Robam’s founder Ren Jianhua and his son Ren Fujia; Robam has the philosophy of a tiger pincer-plier, clipping more powerful rivals with the two pincers of innovative products and corporate culture.
Market share of top two and top five producers and their ROE
Besides Robam, the Chinese home appliances companies have also embarked upon their succession plans in recent years. The founder of GD Midea (000527 CH, MV $7.8 billion) He Xiangiian passed over the baton in 2012 to professional manager Paul Fang Hongbo. Midea has a formidable network of over 10,000 stores in China. The founder of privately-owned Galanz Liang Qingde has been succeeded by his son Liang Zhaoxian. There is a tailwind for white goods companies due to their more consolidated domestic market and growing overseas exports. For example, the top two makers of washing machines control 55% of the market and there is less foreign competition and less dependence on raw materials. In Dec 2013, China’s leading ecommerce company Alibaba announced a $364 million investment in Haier, the Chinese appliance maker. Haier has built a vast franchise network comprising of 6,000 Haier stores, 700 Goodaymart (日日顺) stores and 24,000 service points.
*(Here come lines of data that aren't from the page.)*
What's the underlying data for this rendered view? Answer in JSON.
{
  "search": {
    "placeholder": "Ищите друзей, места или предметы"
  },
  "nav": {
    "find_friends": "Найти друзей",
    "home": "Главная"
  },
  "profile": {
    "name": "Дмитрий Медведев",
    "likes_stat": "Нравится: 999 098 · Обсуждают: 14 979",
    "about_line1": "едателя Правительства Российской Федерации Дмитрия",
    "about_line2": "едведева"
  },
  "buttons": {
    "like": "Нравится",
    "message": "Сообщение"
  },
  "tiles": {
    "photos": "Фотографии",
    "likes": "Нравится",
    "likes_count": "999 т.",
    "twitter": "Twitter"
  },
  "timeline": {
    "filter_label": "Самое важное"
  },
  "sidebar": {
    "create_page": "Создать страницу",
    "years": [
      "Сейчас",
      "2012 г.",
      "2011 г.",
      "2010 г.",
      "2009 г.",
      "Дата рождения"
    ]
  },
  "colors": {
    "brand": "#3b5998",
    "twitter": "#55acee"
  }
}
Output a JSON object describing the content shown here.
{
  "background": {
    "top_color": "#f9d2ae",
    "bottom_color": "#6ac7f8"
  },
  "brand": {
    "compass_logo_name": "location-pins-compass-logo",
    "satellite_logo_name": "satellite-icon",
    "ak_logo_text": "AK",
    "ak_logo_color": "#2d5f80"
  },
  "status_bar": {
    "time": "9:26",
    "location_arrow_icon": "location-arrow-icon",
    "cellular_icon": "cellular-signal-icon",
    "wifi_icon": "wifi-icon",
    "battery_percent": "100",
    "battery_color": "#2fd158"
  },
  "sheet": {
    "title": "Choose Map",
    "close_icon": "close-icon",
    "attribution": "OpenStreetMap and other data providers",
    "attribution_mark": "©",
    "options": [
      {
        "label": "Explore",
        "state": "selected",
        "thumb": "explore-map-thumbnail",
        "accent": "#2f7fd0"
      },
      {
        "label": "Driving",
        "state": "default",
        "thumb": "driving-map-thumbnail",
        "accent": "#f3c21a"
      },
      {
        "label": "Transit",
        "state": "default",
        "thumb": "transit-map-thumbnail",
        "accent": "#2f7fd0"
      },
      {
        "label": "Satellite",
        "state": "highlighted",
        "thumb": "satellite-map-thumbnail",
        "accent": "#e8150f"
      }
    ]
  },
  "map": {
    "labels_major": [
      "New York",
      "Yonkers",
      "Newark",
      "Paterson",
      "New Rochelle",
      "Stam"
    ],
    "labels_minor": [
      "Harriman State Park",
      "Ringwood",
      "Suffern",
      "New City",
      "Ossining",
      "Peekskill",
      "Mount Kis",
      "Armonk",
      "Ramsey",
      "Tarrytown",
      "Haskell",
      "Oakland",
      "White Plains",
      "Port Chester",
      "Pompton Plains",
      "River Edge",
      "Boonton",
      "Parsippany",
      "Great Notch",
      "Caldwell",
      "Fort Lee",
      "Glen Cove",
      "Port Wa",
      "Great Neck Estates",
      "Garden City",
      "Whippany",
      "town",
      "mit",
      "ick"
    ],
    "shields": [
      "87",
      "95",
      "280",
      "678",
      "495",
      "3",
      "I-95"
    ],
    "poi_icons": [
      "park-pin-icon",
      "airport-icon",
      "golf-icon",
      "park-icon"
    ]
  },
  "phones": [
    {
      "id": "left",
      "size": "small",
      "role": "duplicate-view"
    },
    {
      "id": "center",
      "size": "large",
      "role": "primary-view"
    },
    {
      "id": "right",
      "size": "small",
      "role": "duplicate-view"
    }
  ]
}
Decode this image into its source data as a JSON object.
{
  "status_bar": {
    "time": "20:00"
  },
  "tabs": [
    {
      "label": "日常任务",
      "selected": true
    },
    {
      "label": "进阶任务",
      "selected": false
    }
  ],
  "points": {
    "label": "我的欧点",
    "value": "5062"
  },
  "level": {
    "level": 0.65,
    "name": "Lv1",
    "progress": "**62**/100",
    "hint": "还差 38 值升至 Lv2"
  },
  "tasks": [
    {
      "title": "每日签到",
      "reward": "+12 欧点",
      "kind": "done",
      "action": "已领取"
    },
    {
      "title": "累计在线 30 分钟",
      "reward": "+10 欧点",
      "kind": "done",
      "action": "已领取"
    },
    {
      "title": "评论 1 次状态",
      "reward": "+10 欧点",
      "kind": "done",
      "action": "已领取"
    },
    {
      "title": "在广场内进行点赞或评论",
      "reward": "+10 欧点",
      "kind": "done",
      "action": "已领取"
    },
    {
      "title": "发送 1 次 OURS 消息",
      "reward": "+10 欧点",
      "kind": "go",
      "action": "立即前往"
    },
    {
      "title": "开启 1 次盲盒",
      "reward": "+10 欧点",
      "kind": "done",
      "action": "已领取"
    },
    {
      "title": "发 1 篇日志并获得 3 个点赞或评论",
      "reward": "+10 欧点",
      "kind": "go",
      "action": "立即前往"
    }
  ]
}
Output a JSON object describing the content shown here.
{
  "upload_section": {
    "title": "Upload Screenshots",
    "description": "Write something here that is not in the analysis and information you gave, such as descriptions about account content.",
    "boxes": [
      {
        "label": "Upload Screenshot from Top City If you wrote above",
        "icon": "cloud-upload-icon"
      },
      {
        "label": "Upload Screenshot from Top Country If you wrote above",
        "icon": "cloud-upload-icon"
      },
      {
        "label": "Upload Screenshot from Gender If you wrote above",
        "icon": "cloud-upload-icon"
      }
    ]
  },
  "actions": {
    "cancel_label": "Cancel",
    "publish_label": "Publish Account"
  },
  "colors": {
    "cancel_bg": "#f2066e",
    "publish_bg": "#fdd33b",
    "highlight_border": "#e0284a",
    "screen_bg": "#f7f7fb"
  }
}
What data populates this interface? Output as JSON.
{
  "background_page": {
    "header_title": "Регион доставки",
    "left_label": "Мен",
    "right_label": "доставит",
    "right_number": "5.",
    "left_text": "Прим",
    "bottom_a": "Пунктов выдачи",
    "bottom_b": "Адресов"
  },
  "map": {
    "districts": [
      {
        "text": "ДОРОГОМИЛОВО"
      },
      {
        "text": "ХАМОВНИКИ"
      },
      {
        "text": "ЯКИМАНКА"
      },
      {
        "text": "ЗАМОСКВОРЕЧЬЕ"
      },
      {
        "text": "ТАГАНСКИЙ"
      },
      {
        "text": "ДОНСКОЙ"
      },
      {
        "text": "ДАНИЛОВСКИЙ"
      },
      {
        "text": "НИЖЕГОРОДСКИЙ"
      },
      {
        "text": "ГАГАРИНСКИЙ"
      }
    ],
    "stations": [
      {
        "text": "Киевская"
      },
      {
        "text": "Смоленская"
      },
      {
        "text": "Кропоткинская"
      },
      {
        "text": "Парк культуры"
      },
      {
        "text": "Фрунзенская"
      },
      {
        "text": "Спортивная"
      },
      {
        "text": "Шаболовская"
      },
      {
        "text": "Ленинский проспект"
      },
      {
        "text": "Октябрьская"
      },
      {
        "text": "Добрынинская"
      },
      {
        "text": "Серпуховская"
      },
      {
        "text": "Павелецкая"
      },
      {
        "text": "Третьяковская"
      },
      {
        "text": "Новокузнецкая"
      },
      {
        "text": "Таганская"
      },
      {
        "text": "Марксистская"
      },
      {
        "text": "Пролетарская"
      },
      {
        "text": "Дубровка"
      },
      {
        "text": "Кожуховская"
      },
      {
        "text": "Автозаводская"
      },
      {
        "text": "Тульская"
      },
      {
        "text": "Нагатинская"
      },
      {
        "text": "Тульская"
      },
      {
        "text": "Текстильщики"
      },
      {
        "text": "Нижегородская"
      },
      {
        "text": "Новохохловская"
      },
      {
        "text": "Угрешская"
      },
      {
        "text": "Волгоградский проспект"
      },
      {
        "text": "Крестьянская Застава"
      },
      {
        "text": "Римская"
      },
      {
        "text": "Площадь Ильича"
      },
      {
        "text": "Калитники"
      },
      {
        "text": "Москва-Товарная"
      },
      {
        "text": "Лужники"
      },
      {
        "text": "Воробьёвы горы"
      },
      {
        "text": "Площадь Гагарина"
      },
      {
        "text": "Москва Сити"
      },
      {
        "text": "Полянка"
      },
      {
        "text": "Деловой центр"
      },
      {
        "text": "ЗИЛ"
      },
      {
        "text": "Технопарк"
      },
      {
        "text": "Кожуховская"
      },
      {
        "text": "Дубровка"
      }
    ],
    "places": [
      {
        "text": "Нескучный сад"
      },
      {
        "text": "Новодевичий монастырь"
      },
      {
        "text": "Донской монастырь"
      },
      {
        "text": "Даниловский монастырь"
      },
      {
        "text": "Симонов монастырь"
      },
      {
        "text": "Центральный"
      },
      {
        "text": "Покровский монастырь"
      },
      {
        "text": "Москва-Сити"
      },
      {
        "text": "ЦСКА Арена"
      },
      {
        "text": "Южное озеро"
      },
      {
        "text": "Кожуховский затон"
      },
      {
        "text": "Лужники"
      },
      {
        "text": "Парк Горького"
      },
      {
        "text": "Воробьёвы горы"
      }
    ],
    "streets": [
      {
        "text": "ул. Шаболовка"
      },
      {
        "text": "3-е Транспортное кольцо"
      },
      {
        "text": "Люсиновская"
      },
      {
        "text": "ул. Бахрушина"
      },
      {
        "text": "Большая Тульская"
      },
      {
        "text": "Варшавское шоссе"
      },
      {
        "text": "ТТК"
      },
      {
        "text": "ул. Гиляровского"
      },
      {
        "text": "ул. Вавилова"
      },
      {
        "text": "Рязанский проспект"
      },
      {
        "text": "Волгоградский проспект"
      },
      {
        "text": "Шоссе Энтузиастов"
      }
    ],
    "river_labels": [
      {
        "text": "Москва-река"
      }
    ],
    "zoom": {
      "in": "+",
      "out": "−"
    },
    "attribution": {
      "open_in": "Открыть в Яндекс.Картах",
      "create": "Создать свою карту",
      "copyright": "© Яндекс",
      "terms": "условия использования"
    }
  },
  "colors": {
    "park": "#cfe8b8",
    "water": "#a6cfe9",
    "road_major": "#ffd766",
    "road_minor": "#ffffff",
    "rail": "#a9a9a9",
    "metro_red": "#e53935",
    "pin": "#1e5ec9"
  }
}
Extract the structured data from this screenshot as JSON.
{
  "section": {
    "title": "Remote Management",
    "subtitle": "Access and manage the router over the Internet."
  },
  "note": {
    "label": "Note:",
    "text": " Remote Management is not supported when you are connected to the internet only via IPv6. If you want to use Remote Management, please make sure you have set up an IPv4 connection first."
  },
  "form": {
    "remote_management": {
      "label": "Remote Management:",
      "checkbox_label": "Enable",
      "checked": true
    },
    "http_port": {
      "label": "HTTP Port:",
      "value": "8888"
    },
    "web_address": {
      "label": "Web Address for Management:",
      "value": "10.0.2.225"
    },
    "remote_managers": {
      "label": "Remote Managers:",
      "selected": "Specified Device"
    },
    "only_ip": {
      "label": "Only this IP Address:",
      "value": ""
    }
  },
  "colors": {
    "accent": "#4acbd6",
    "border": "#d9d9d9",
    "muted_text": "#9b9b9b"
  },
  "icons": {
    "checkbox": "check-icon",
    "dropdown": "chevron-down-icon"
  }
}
Asian patriarchs and matriarchs add value in ways that do not appear on balance-sheets through their relationship-based deal-making capabilities. These strengths and tacit knowledge are difficult to bequeath or transfer to one’s children, and these specialized and intangible assets cannot be capitalized easily in the markets. This is why some Asian empires struggle to outlive their founders and succession tended to coincide with tremendous destruction of value. Because most Asian companies are “one-man-shop” operations with the founder making all the decisions, one of our favorite due diligence questions for Asian entrepreneurs and managers: the willingness to build a culture of decentralization/ empowerment and invest in a system to cascade decision rights throughout the organization is an important signal that the founder desires and cares to scale up the company in a sustainable manner by not hoarding knowledge.
That is why the Bamboo Innovator likes to see whether the company or country has a David Glass, a Zhu Rongji. Often, in our interaction with the Asian management, we can sense whether the emperor is playing mind games on the people around him or her so as to ascertain the worthiness of the “successor”. True Asian compounders and Bamboo Innovators have no time to waste – they build an idea or a vehicle that is larger than them so that others can be co-creators and involved in the value creation process, rather than having to fight for favors and permission and engaging in time-wasting posturing acts to be perceived in a good light by the emperor. There is a palpable sense of urgency in wanting to get things done, to realize the intangible ideas and Purpose, to keep the flames burning.